No posts or sewing projects to share because I was in France for two weeks. It was awesome. I'm feeling a lot more relaxed about everything.  Fourteen days without the grind makes everything feel... lighter.

It was a partial business trip so I spent most of my time wine tasting, but I did my best to sneak in art & history where I could. I really wanted to poke around a fabric shop and buy some French embroidery thread (all I have left from a purchase 15 years ago is peach) but could not find an open shop to save my life.

How awesome does that thread look?

I found this sewing shop in Chinon, but it was closed. Like everything in France. We made lots of jokes that the French must be vampires because Chinon, like many of the French towns we were in, was totally deserted. We'd walk around these cobble stoned streets during the middle of the day and be completely alone, 7 of us like a group of (well dressed) survivors after a zombie attack. Totally bizarre. It wasn't like it happened once or twice either, but everywhere we went. The French need to start having more children or something.

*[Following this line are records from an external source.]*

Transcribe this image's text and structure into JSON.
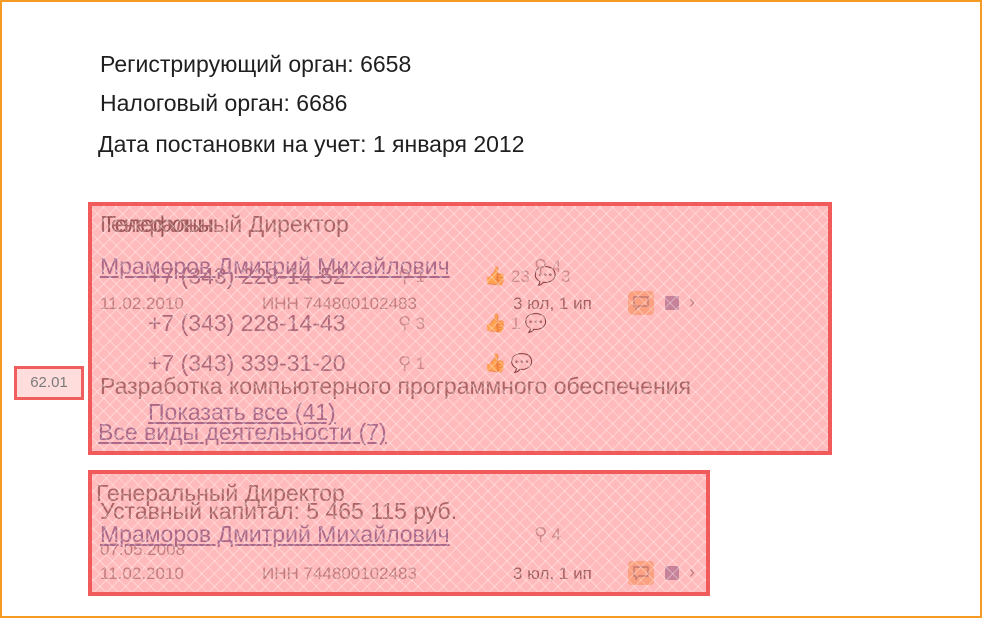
{
  "registration": {
    "registering_authority": "Регистрирующий орган: 6658",
    "tax_authority": "Налоговый орган: 6686",
    "registration_date": "Дата постановки на учет: 1 января 2012"
  },
  "block1": {
    "overlap_label": "Телефоны",
    "position_title": "Генеральный Директор",
    "person_name": "Мраморов Дмитрий Михайлович",
    "person_searches": "4",
    "date": "11.02.2010",
    "inn": "ИНН 744800102483",
    "companies": "3 юл, 1 ип",
    "phones": [
      {
        "number": "+7 (343) 228-14-52",
        "searches": "1",
        "likes": "23",
        "comments": "3"
      },
      {
        "number": "+7 (343) 228-14-43",
        "searches": "3",
        "likes": "1",
        "comments": ""
      },
      {
        "number": "+7 (343) 339-31-20",
        "searches": "1",
        "likes": "",
        "comments": ""
      }
    ],
    "okved_code": "62.01",
    "activity_main": "Разработка компьютерного программного обеспечения",
    "show_all": "Показать все (41)",
    "all_activities": "Все виды деятельности (7)"
  },
  "block2": {
    "position_title": "Генеральный Директор",
    "capital": "Уставный капитал: 5 465 115 руб.",
    "person_name": "Мраморов Дмитрий Михайлович",
    "person_searches": "4",
    "capital_date": "07.05.2008",
    "date": "11.02.2010",
    "inn": "ИНН 744800102483",
    "companies": "3 юл, 1 ип"
  },
  "icons": {
    "search": "magnifier-icon",
    "like": "thumbs-up-icon",
    "comment": "speech-bubble-icon",
    "chat": "chat-icon",
    "square": "square-icon",
    "chevron": "chevron-right-icon"
  },
  "colors": {
    "highlight_border": "#f05050",
    "highlight_fill": "#ff7878",
    "frame": "#f59a23",
    "chat_bg": "#f7c98a"
  }
}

My brother-in-law, Kevin, his girlfriend Serene and my sister-in-law Margaret Ellen.  Note they are totally alone.

Margeaux in Bordeaux: No survivors.

Creepy sign= evidence of human habitation, but again, no humans.

Another deserted town.

Took this photo in the evening in the city center of Borge.  As the sun came down we saw these three.  Clearly they are zombies.

We spent the last couple of days in Paris. Since I've been to Paris bunches of times (and my husband couldn't care less, we might as well have been in Cleveland) I decided I wanted to skip the usual sites and hit up the Musee de la Mode et du Costume (the Paris fashion museum) and the Musee de Arts Decortivs, in particular to see their textile collection. I was thwarted. The Musee Galleira was closed entirely for structural renovation and the textile portion of the Arts Decortivs was off limits while they were installing a new exhibit which I didn't realize until we walked the whole thing. Boo! They did have a special Ralph Lauren exhibit- of his cars. Double boo.

Speaking of textiles... I spent an entire day in Paris unironically dressed as the Statue of Liberty.  If she wore no makeup.

I was able to find bits and pieces of sewing and especially embroidery pretty much all over the place though and have a much better appreciation for the hours of skilled hand-labor that went into many of these things, even the everyday stuff.

Wool pleats in a 16th century nurses dress.  They are perfectly even.

 Sick beds in the Hospices de Beaune.  All I can think of is Harry Potter.  Is that wrong?  Also the hand dyeing and washing these linens had to have received.

Beaded embroidery for Louis XVI.  I can't even imagine how long this must have taken.

Outlined satin stitch.  I could totally do this!

Just not on this scale.  Unbelievable and entirely by hand in the 17th century. The head and foot boards are embroidered all the way up the sides.

Serious velvet draping.  How would you even go about pinning that let alone sewing it?

Upcoming Projects: Not Yet Blogged

a rundown of what I've been up to: DIY wedding dress, "Back to School Night" decor, Flower Arranging for the Incomptent, more jam labels, a dog bed solution, paper embroidery, flying pig needlework, attempting to scrapbook, make your own board game kit, Link from Zelda costume, organinzing for homework, and how to build an afterschooling program!

how to declutter after a death... and how not to do it

what do you do with all your fat clothes? Make doll clothes!